Success stories about adult stem cell treatments are coming in so fast that LifeSiteNews.com, one of the few newswire services to follow the issue closely, is having trouble keeping up. While most disease research organizations, such as Juvenile Diabetes, Multiple Sclerosis and the Canadian Cancer Society, continue to promote the use of living embryonic human beings for experimentation, the only success stories to date have all come from the use of adult stem cells.
Adult stem cells are distinguished from those derived from embryos, and do not necessarily mean only those from adult patients. Adult stem cells are being found in abundance in blood taken from the umbilical cord for example. Three stories have appeared only today that show where the real hope lies in stem cell research.

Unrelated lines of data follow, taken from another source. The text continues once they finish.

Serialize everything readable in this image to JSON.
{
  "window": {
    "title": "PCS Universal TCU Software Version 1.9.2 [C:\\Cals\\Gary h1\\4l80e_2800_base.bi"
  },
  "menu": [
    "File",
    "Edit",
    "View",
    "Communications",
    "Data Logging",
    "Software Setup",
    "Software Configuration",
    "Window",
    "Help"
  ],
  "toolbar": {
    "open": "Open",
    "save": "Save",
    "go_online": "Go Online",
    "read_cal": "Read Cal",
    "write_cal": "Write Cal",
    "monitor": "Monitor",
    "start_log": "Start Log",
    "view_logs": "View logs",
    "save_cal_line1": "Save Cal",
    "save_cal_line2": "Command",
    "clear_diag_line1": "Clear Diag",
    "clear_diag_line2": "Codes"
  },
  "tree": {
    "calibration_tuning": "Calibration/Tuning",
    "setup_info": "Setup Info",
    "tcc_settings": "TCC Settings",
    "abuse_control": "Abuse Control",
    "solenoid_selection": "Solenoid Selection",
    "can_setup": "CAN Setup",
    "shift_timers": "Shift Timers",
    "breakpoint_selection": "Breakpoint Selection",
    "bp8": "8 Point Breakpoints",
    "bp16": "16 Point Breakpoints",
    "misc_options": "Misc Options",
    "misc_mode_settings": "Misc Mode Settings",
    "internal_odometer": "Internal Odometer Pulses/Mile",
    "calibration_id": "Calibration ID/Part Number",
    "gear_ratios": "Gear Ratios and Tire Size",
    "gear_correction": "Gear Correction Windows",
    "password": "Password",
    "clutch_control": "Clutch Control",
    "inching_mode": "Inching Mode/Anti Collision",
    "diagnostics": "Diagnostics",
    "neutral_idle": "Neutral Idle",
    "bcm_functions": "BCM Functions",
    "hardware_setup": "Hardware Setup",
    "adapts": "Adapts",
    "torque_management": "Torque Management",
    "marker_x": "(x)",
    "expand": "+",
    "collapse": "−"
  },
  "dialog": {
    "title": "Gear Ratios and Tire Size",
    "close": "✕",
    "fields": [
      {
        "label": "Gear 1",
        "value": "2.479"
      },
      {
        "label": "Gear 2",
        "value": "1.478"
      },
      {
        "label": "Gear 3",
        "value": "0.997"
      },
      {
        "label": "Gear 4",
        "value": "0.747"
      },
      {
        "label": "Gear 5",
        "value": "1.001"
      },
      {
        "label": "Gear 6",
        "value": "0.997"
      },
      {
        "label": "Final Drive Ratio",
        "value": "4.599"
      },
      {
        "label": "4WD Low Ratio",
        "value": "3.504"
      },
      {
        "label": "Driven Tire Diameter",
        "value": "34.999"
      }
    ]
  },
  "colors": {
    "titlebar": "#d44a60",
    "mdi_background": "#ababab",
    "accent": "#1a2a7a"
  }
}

A young American woman, Erica Nader, injured in a car accident and paralysed from the upper arms down, has been treated for a spinal cord injury using stem cells taken from her nose and implanted in the spinal cord at the site of the injury. The procedure, which is performed nowhere else in the world was performed by a team of surgeons in Portugal at Lisbon's Egas Moniz Hospital. After three years, magnetic imaging resonance tests (MRI's) show that the cells indeed promote the development of new blood cells and synapses, or connections between nerve cells, says Dr. Carlos Lima, chief of the Lisbon team.
Nader is recovering slowly but steadily. She was paralyzed from her biceps down and three years ago had no finger movements. Now, she can do exercises on a floor mat and walk with leg braces on a treadmill.